_Data extract_.

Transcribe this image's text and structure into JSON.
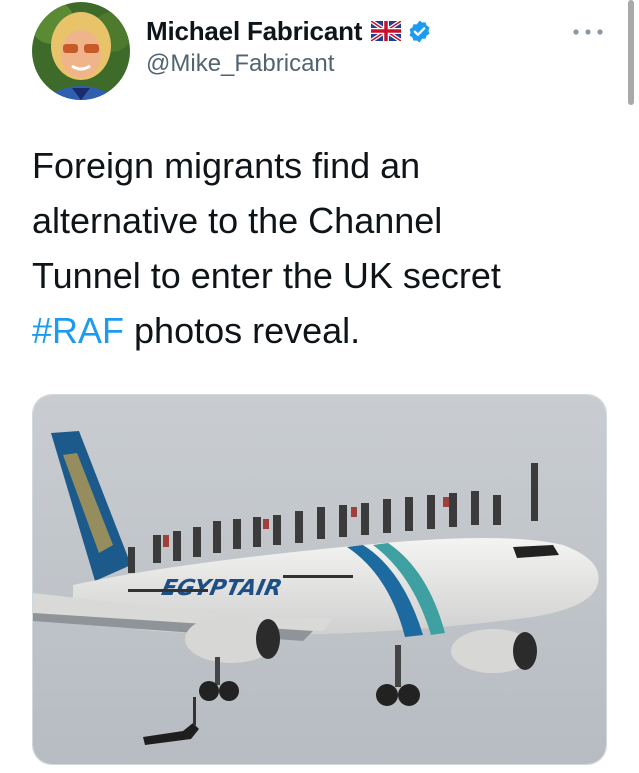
{
  "author": {
    "display_name": "Michael Fabricant",
    "handle": "@Mike_Fabricant",
    "flag_icon": "uk-flag-icon",
    "verified_icon": "verified-badge-icon",
    "avatar": "avatar-photo",
    "verified_color": "#1d9bf0"
  },
  "more_icon": "more-options-icon",
  "tweet": {
    "lines": [
      "Foreign migrants find an",
      "alternative to the Channel",
      "Tunnel to enter the UK secret"
    ],
    "hashtag": "#RAF",
    "line4_rest": " photos reveal."
  },
  "media": {
    "image": "airplane-photo",
    "airline_logo_text": "EGYPTAIR"
  },
  "colors": {
    "text": "#0f1419",
    "secondary": "#536471",
    "link": "#1d9bf0"
  }
}
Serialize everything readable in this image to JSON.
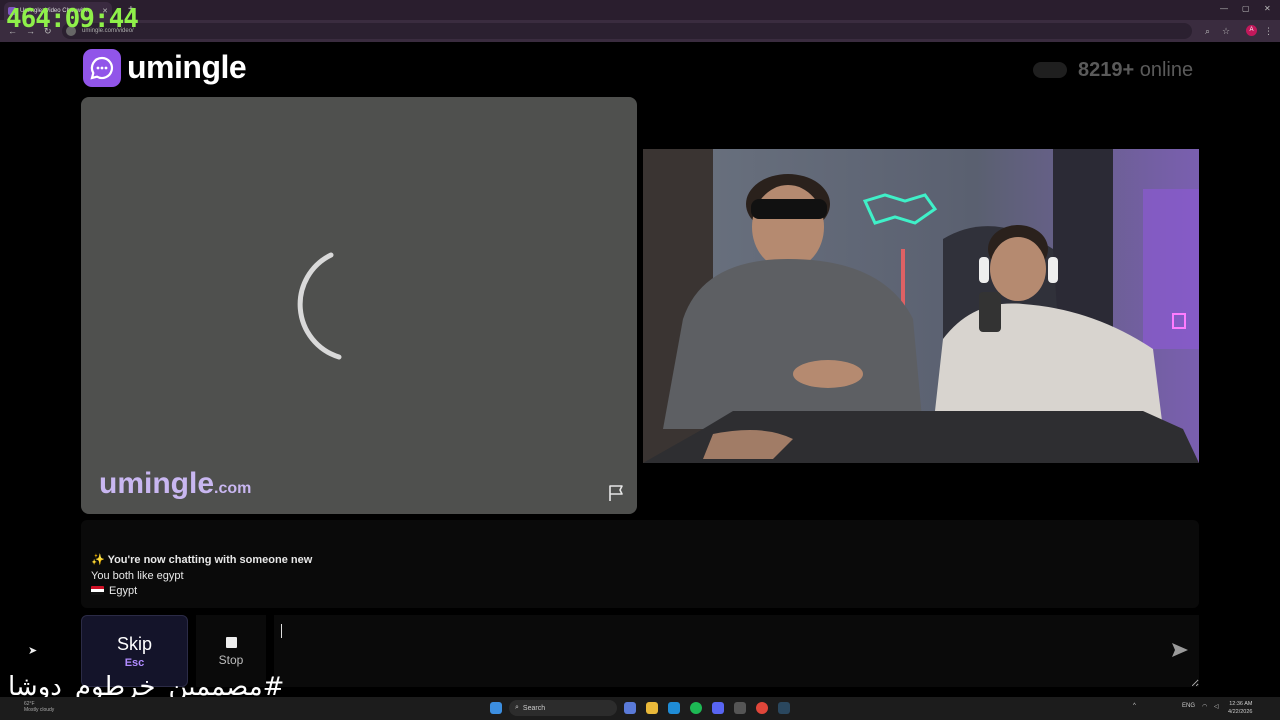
{
  "browser": {
    "tab_title": "Umingle: Video Chat with...",
    "url": "umingle.com/video/",
    "profile_initial": "A"
  },
  "overlay": {
    "timer": "464:09:44",
    "hashtag": "#مصممين_خرطوم_دوشا"
  },
  "header": {
    "logo_text": "umingle",
    "online_count": "8219+",
    "online_label": "online"
  },
  "stranger_video": {
    "watermark_name": "umingle",
    "watermark_domain": ".com"
  },
  "chat": {
    "messages": [
      {
        "icon": "✨",
        "text": "You're now chatting with someone new"
      },
      {
        "text": "You both like egypt"
      },
      {
        "country": "Egypt"
      }
    ]
  },
  "controls": {
    "skip_label": "Skip",
    "skip_shortcut": "Esc",
    "stop_label": "Stop",
    "input_value": ""
  },
  "taskbar": {
    "weather_temp": "62°F",
    "weather_desc": "Mostly cloudy",
    "search_placeholder": "Search",
    "lang": "ENG",
    "time": "12:36 AM",
    "date": "4/22/2026"
  },
  "colors": {
    "brand_purple": "#9155e9",
    "timer_green": "#8ff04a",
    "skip_accent": "#b08bff"
  }
}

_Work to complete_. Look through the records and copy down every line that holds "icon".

_Solution for this task_.
    "flag_icon": "uk-flag-icon",
    "verified_icon": "verified-badge-icon",
  "more_icon": "more-options-icon",
        "icon": "✨",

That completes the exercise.